A bipartisan bill, SB87, in the Ohio Senate would create a state commission and state office for Asian American and Pacific Islander affairs.
Sen. Tina Maharath (D-Canal Winchester), the first Asian American woman elected to the Ohio General Assembly, says this would create an opportunity for Asian Americans to speak out about violence and hate crimes.
"If we don't create this safe space for constituents of Asian American descent to come in to provide us that information, we're not going to be able to gather and disseminate that information, unless they bring those concerns up to us," Maharath says.
Sen. Niraj Antani (R-Miamisburg), the first Indian American to serve in the Ohio Senate, is also a sponsor of the bill.
"Having good data to make decisions off of is extremely important," says Antani. "And one of the things this commission could do is work with law enforcement agencies and try to coordinate and get better data on different kinds of hate crime."
Antani says the state should be working to reduce violent acts against any race, but adds that Asian Americans and Pacific Islanders tend to receive less attention than other minority communities.
"When you are seen as -- 'the other' -- people get afraid of 'the other' and so this commission is a way of raising the issues that the Asian American community has in Ohio and certainly one of the goals should be to combat anti-Asian racism," Antani says.
The group, Stop AAPI Hate, has been collecting data on racially motivated incidents against Asian Americans and Pacific Islanders. Their latest report says 3,795 incidents were reported to the group from March 2020 through February 2021.
These allegations of hate incidents include:
- Verbal Harassment
- Physical Assault
- Civil Rights Violations
- Online Harassment

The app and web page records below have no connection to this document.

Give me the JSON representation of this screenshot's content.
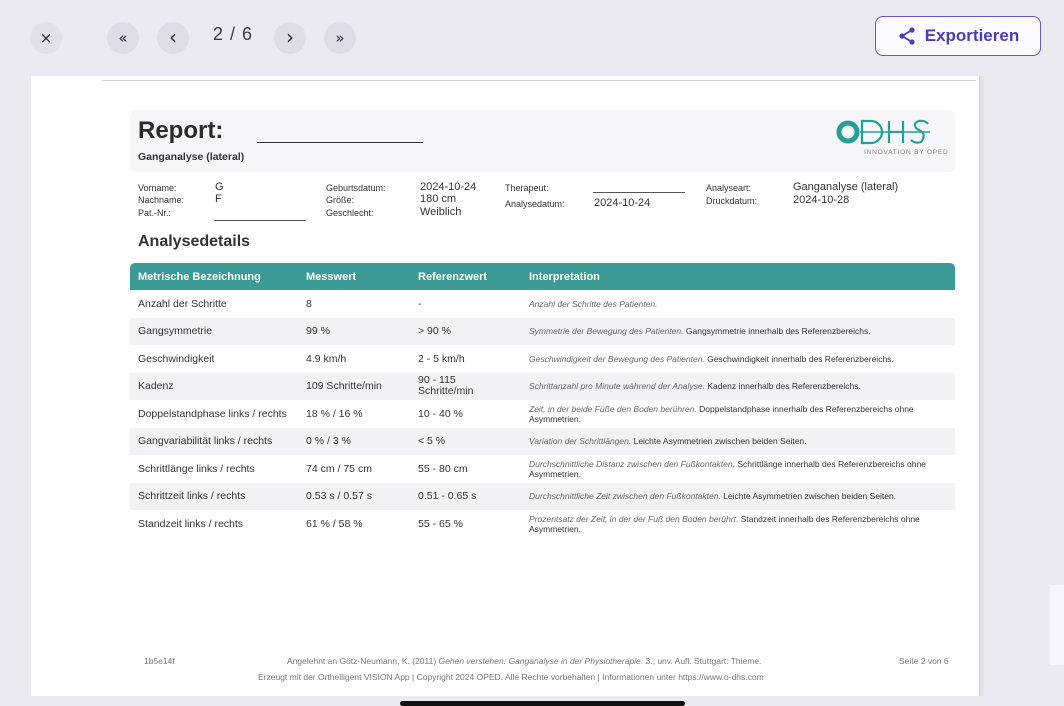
{
  "toolbar": {
    "close_icon": "×",
    "first_icon": "«",
    "prev_icon": "‹",
    "page_indicator": "2 / 6",
    "next_icon": "›",
    "last_icon": "»",
    "export_label": "Exportieren"
  },
  "report": {
    "title": "Report:",
    "subtitle": "Ganganalyse (lateral)",
    "logo_text": "ODHS",
    "logo_sub": "INNOVATION BY OPED"
  },
  "patient": {
    "vorname_label": "Vorname:",
    "vorname": "G",
    "nachname_label": "Nachname:",
    "nachname": "F",
    "patnr_label": "Pat.-Nr.:",
    "geburtsdatum_label": "Geburtsdatum:",
    "geburtsdatum": "2024-10-24",
    "groesse_label": "Größe:",
    "groesse": "180 cm",
    "geschlecht_label": "Geschlecht:",
    "geschlecht": "Weiblich",
    "therapeut_label": "Therapeut:",
    "analysedatum_label": "Analysedatum:",
    "analysedatum": "2024-10-24",
    "analyseart_label": "Analyseart:",
    "analyseart": "Ganganalyse (lateral)",
    "druckdatum_label": "Druckdatum:",
    "druckdatum": "2024-10-28"
  },
  "section_title": "Analysedetails",
  "table": {
    "headers": [
      "Metrische Bezeichnung",
      "Messwert",
      "Referenzwert",
      "Interpretation"
    ],
    "rows": [
      {
        "name": "Anzahl der Schritte",
        "value": "8",
        "ref": "-",
        "interp_it": "Anzahl der Schritte des Patienten.",
        "interp": ""
      },
      {
        "name": "Gangsymmetrie",
        "value": "99 %",
        "ref": "> 90 %",
        "interp_it": "Symmetrie der Bewegung des Patienten.",
        "interp": "Gangsymmetrie innerhalb des Referenzbereichs."
      },
      {
        "name": "Geschwindigkeit",
        "value": "4.9 km/h",
        "ref": "2 - 5 km/h",
        "interp_it": "Geschwindigkeit der Bewegung des Patienten.",
        "interp": "Geschwindigkeit innerhalb des Referenzbereichs."
      },
      {
        "name": "Kadenz",
        "value": "109 Schritte/min",
        "ref": "90 - 115 Schritte/min",
        "interp_it": "Schrittanzahl pro Minute während der Analyse.",
        "interp": "Kadenz innerhalb des Referenzbereichs."
      },
      {
        "name": "Doppelstandphase links / rechts",
        "value": "18 % / 16 %",
        "ref": "10 - 40 %",
        "interp_it": "Zeit, in der beide Füße den Boden berühren.",
        "interp": "Doppelstandphase innerhalb des Referenzbereichs ohne Asymmetrien."
      },
      {
        "name": "Gangvariabilität links / rechts",
        "value": "0 % / 3 %",
        "ref": "< 5 %",
        "interp_it": "Variation der Schrittlängen.",
        "interp": "Leichte Asymmetrien zwischen beiden Seiten."
      },
      {
        "name": "Schrittlänge links / rechts",
        "value": "74 cm / 75 cm",
        "ref": "55 - 80 cm",
        "interp_it": "Durchschnittliche Distanz zwischen den Fußkontakten.",
        "interp": "Schrittlänge innerhalb des Referenzbereichs ohne Asymmetrien."
      },
      {
        "name": "Schrittzeit links / rechts",
        "value": "0.53 s / 0.57 s",
        "ref": "0.51 - 0.65 s",
        "interp_it": "Durchschnittliche Zeit zwischen den Fußkontakten.",
        "interp": "Leichte Asymmetrien zwischen beiden Seiten."
      },
      {
        "name": "Standzeit links / rechts",
        "value": "61 % / 58 %",
        "ref": "55 - 65 %",
        "interp_it": "Prozentsatz der Zeit, in der der Fuß den Boden berührt.",
        "interp": "Standzeit innerhalb des Referenzbereichs ohne Asymmetrien."
      }
    ]
  },
  "footer": {
    "id": "1b5e14f",
    "ref_pre": "Angelehnt an Götz-Neumann, K. (2011)",
    "ref_it": "Gehen verstehen: Ganganalyse in der Physiotherapie",
    "ref_post": ". 3., unv. Aufl. Stuttgart: Thieme.",
    "copyright": "Erzeugt mit der Orthelligent VISION App | Copyright 2024 OPED. Alle Rechte vorbehalten | Informationen unter https://www.o-dhs.com",
    "page": "Seite 2 von 6"
  },
  "colors": {
    "accent": "#3c9a94",
    "export": "#4a3eb5"
  }
}
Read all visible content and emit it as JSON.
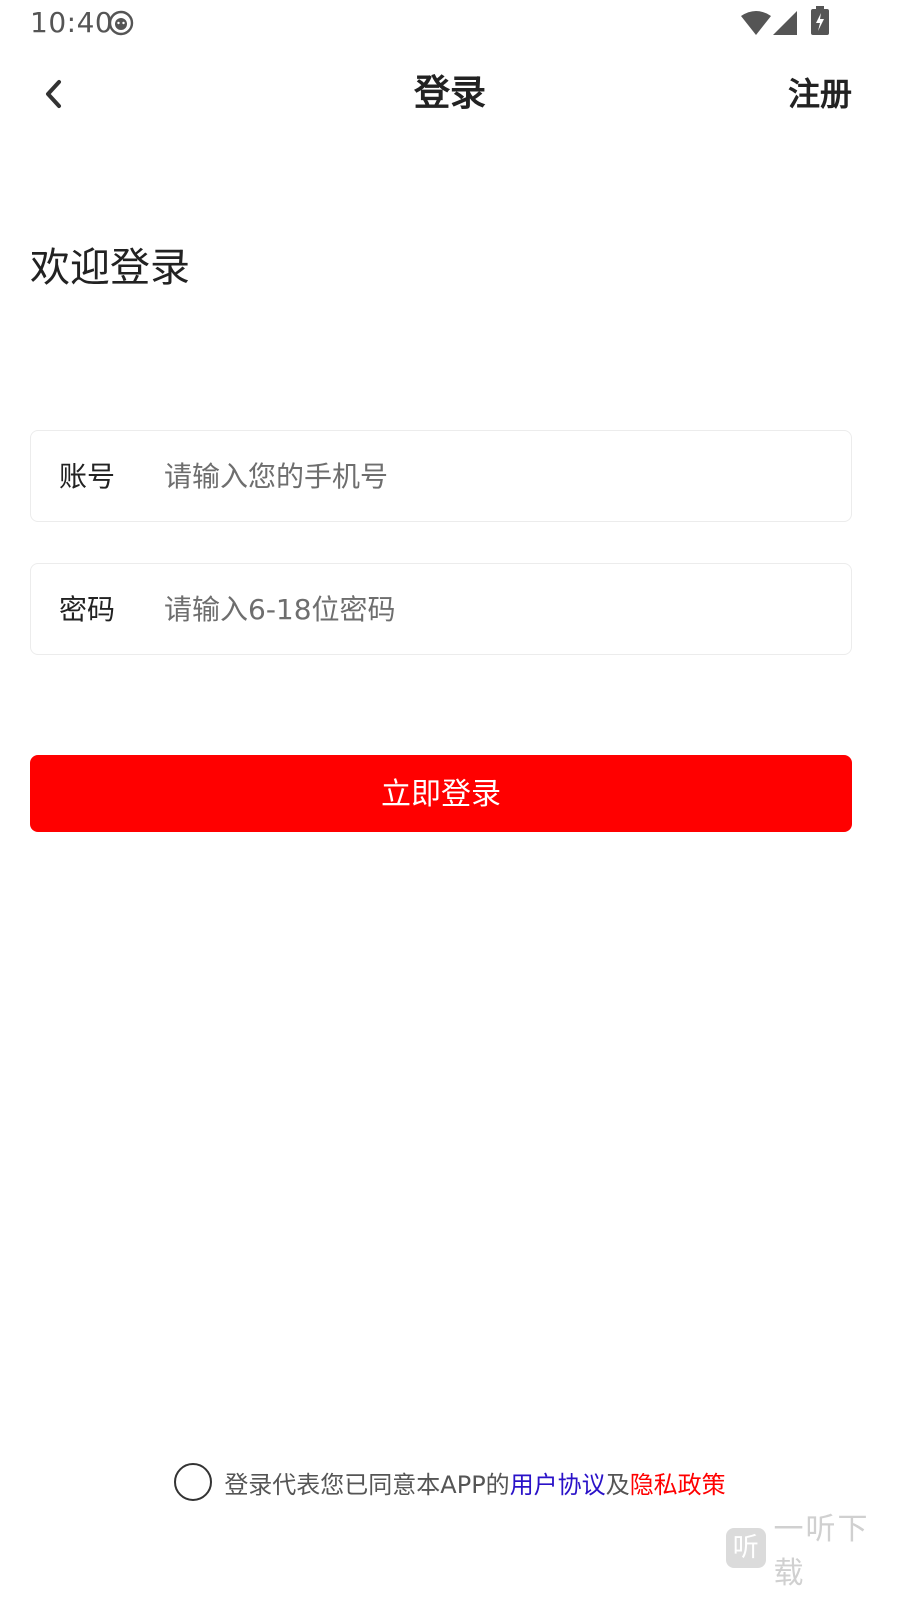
{
  "status_bar": {
    "time": "10:40",
    "icons": [
      "cat-face-icon",
      "wifi-icon",
      "signal-icon",
      "battery-charging-icon"
    ]
  },
  "nav": {
    "back_icon": "chevron-left-icon",
    "title": "登录",
    "register_label": "注册"
  },
  "welcome_text": "欢迎登录",
  "form": {
    "account": {
      "label": "账号",
      "placeholder": "请输入您的手机号",
      "value": ""
    },
    "password": {
      "label": "密码",
      "placeholder": "请输入6-18位密码",
      "value": ""
    }
  },
  "login_button_label": "立即登录",
  "agreement": {
    "checked": false,
    "prefix": "登录代表您已同意本APP的",
    "user_agreement": "用户协议",
    "conjunction": "及",
    "privacy_policy": "隐私政策"
  },
  "watermark": {
    "logo_glyph": "听",
    "text": "一听下载"
  },
  "colors": {
    "primary": "#ff0000",
    "user_agreement_link": "#2a12c8",
    "privacy_link": "#ff0000",
    "field_border": "#ececec",
    "placeholder": "#6e6e6e"
  }
}
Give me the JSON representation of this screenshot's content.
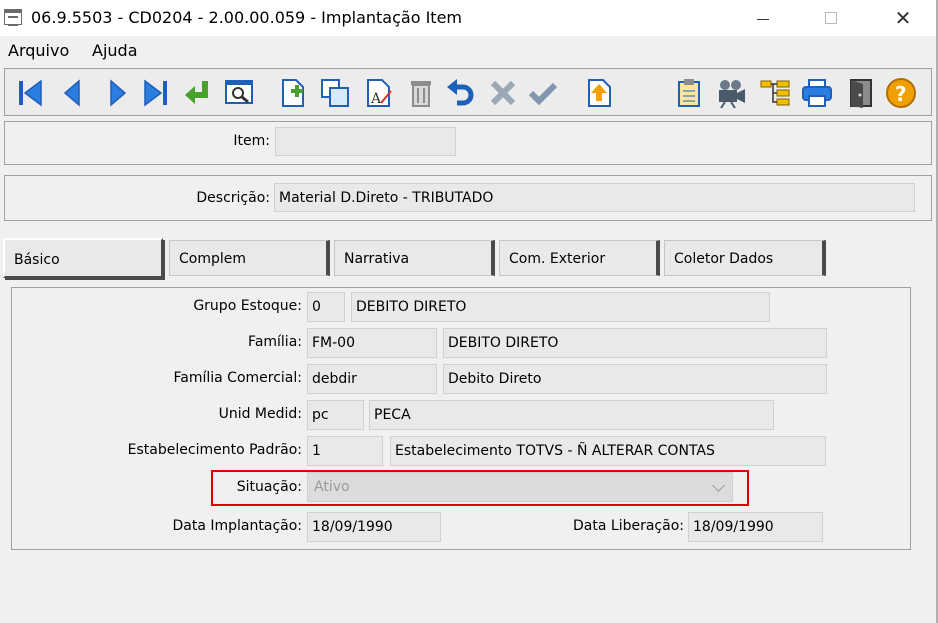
{
  "window": {
    "title": "06.9.5503 - CD0204 - 2.00.00.059 - Implantação Item",
    "minimize_glyph": "—",
    "close_glyph": "✕"
  },
  "menu": {
    "arquivo": "Arquivo",
    "ajuda": "Ajuda"
  },
  "toolbar": {
    "icons": [
      "first-record-icon",
      "previous-record-icon",
      "next-record-icon",
      "last-record-icon",
      "goto-icon",
      "search-icon",
      "new-icon",
      "copy-icon",
      "edit-icon",
      "delete-icon",
      "undo-icon",
      "cancel-icon",
      "confirm-icon",
      "import-icon",
      "clipboard-icon",
      "camera-icon",
      "structure-icon",
      "print-icon",
      "exit-icon",
      "help-icon"
    ],
    "colors": {
      "blue": "#1e5fb8",
      "green": "#4aa02c",
      "orange": "#f0a000",
      "gray": "#8c8c8c"
    }
  },
  "header": {
    "item_label": "Item:",
    "item_value": "",
    "descricao_label": "Descrição:",
    "descricao_value": "Material D.Direto - TRIBUTADO"
  },
  "tabs": [
    {
      "label": "Básico",
      "active": true
    },
    {
      "label": "Complem",
      "active": false
    },
    {
      "label": "Narrativa",
      "active": false
    },
    {
      "label": "Com. Exterior",
      "active": false
    },
    {
      "label": "Coletor Dados",
      "active": false
    }
  ],
  "basico": {
    "grupo_estoque": {
      "label": "Grupo Estoque:",
      "code": "0",
      "desc": "DEBITO DIRETO"
    },
    "familia": {
      "label": "Família:",
      "code": "FM-00",
      "desc": "DEBITO DIRETO"
    },
    "familia_comercial": {
      "label": "Família Comercial:",
      "code": "debdir",
      "desc": "Debito Direto"
    },
    "unid_medid": {
      "label": "Unid Medid:",
      "code": "pc",
      "desc": "PECA"
    },
    "estabelecimento": {
      "label": "Estabelecimento Padrão:",
      "code": "1",
      "desc": "Estabelecimento TOTVS - Ñ ALTERAR CONTAS"
    },
    "situacao": {
      "label": "Situação:",
      "value": "Ativo"
    },
    "data_implantacao": {
      "label": "Data Implantação:",
      "value": "18/09/1990"
    },
    "data_liberacao": {
      "label": "Data Liberação:",
      "value": "18/09/1990"
    }
  },
  "highlight_color": "#e00000"
}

"These killings come amid a number of anti-Asian incidents that's been going on since the beginning of the pandemic before we even went into lockdown. And I just think this is the opportunity for all of us including Ohioans to stand up for the rights of our fellow Americans especially our Asian Americans. That way we can be safe and be treated with respect and dignity," says Maharath.